▶ _SUPPLIED INFORMATION_:
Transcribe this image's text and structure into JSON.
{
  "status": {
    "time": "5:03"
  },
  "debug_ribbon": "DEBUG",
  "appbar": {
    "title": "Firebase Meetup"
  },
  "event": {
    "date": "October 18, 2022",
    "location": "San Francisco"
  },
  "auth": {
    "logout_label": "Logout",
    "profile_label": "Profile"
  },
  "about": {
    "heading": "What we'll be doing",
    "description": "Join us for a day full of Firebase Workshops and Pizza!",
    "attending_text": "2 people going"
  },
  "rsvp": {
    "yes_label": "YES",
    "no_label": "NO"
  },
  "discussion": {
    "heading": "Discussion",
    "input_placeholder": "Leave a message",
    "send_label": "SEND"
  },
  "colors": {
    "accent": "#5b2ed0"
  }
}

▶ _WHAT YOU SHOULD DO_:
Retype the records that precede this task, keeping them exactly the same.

▶ _EXERCISE OUTPUT_:
Transcribe this image's text and structure into JSON.
{
  "status": {
    "time": "5:03"
  },
  "debug_ribbon": "DEBUG",
  "appbar": {
    "title": "Firebase Meetup"
  },
  "event": {
    "date": "October 18, 2022",
    "location": "San Francisco"
  },
  "auth": {
    "logout_label": "Logout",
    "profile_label": "Profile"
  },
  "about": {
    "heading": "What we'll be doing",
    "description": "Join us for a day full of Firebase Workshops and Pizza!",
    "attending_text": "2 people going"
  },
  "rsvp": {
    "yes_label": "YES",
    "no_label": "NO"
  },
  "discussion": {
    "heading": "Discussion",
    "input_placeholder": "Leave a message",
    "send_label": "SEND"
  },
  "colors": {
    "accent": "#5b2ed0"
  }
}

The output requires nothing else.